Let’s get right to it! Sharing another flavorful twist on my cut sugar cookie – lemon poppy seed! They’re definitely my new favorite cookie to snack on. Loving the lemony flavor and the textured crunch of the poppy seeds.
They hold their shape well and the added poppy seed visual was nice I thought, especially for these cactus cookies.
I’ll be sharing the how-to video on the cactus cookies as soon as I can, hopefully just a few days or less. (Update; here is the tutorial). If you’d like to make these heart cookies, here is the heart cookie cutter set I used.
Add more or less extract to heighten or decrease the lemon flavor and if you haven’t already, please check out my tips on preventing cookies from spreading and how thick or thin to roll cookie dough. If you’d like to decorate your cookies with royal icing, here is my recipe.
Hope you love making and eating these too! If you try them please let me know your feedback in the comment section.
Lemon Poppy Seed Cut Out Cookie Recipe
- 2 cups unsalted butter, room temperature
- 2 cups granulated sugar
- 2 large eggs
- 1 tbsp lemon extract
- 1 tsp vanilla extract
- 1 tbsp poppy seeds
- 5 cups all-purpose flour
- 1 tsp salt
Cream the butter and sugar together in the bowl of an electric mixer on low speed, using the paddle attachment. Mix until thoroughly incorporated – for about one minute. Scrape down the sides of the bowl with a plastic spatula and mix again for a few seconds more. Over mixing the butter and sugar in this step will cause too much air to be incorporated into the dough. If you'd like a light and fluffy cookie, that's ideal, however the dough will spread more during baking; not ideal if you'd like the cookie to hold its shape.
Add eggs slowly and mix. Scrape down the bowl with your spatula at least once and mix again. Add lemon and vanilla extract. Stir. Add poppy seeds and mix to incorporate.
Sift your dry ingredients together. (Flour and salt). Add all of the flour mixture to the bowl. Place a large tea towel between the edge of the bowl and the electric mixer so that the flour won't escape. Mix on low speed for 30 seconds. Remove the tea towels and observe the dough mixing; when the dough clumps around the paddle attachment and peels away from the sides of the mixer, it is ready. You can also test the dough by pinching it between your thumb and index finger. If it’s soft but not sticky, it’s just right. If it’s too sticky when you pinch it between your fingers, add flour, ¼ cup at a time, and mix until you’re happy with the texture. There are various reasons why a dough can be too dry or too sticky, ranging from humidity in the environment, to what kind of flour you use, the fat content of the butter etc., however, there are ways to fix the issues if you run into them.

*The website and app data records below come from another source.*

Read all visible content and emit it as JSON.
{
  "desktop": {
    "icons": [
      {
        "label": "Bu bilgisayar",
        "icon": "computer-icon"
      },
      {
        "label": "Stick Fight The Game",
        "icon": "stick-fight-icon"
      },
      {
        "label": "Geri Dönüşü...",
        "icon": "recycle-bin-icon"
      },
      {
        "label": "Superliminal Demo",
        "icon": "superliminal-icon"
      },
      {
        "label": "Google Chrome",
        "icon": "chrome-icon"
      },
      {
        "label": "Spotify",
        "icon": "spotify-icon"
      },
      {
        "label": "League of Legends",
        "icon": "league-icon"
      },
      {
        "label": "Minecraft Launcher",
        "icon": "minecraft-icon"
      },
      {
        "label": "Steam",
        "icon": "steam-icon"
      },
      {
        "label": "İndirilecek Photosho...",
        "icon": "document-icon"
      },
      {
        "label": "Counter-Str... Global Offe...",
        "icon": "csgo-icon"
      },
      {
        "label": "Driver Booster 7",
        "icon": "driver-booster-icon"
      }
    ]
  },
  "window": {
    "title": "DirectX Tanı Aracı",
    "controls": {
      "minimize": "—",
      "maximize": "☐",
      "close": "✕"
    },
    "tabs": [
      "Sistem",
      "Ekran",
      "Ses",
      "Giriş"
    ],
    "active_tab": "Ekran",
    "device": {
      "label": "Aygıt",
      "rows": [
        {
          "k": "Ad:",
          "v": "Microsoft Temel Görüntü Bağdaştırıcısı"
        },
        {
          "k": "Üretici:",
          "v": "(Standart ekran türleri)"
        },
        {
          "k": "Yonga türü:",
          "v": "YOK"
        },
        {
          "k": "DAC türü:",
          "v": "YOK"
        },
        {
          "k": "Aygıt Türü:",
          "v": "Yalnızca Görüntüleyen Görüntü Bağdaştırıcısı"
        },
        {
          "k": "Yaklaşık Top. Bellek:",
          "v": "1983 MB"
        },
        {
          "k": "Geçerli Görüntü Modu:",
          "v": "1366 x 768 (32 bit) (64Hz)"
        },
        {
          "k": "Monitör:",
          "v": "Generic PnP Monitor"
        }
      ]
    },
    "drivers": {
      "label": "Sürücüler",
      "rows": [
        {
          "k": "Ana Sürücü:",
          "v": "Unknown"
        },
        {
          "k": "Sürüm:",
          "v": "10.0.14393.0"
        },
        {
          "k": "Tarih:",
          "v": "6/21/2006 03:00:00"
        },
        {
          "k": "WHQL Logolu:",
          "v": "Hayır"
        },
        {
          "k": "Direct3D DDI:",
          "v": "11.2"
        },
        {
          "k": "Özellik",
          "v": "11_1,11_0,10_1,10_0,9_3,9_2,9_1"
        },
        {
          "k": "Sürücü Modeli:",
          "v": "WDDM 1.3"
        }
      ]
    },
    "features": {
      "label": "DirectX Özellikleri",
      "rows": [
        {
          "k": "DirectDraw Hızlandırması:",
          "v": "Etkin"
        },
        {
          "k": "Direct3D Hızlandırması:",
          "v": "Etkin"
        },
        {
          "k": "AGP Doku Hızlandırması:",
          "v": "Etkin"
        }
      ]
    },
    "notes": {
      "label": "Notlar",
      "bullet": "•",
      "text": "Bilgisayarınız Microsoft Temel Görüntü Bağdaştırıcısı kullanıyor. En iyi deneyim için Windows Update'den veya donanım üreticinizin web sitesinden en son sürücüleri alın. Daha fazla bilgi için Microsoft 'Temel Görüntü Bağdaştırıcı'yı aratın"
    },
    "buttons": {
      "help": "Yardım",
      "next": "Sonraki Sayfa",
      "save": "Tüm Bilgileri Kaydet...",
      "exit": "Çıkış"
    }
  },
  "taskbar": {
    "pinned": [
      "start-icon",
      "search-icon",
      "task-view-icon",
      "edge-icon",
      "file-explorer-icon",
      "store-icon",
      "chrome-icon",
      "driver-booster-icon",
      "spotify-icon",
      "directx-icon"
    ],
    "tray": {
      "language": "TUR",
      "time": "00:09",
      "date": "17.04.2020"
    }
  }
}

Already mentioned, add flour if your dough is too sticky, and if it’s too dry, make sure you’ve mixed it as best as you can first, and if it’s still too dry, add a little water or milk until your dough comes together.
Roll the dough out between 2 large pieces of parchment paper. Place on a baking sheet and into the fridge or freezer for a minimum of 1 hour.
Cut out cookie shapes. Place on parchment paper-lined baking sheets. Re-roll scraps and repeat. If your dough gets too soft to work with, place in the fridge or freezer periodically to firm up again.
Once all cut out, put cookie dough shapes back into the fridge or freezer for 10 minutes to 1 hour to chill again. They will then hold their shape better when baked.
Preheat your oven to 350°F or 176°C.
Bake cookies for 8-12 minutes or until the edges become golden brown. The baking time will depend on the size of your cookie.
Let cookies cool to room temperature and decorate if you like.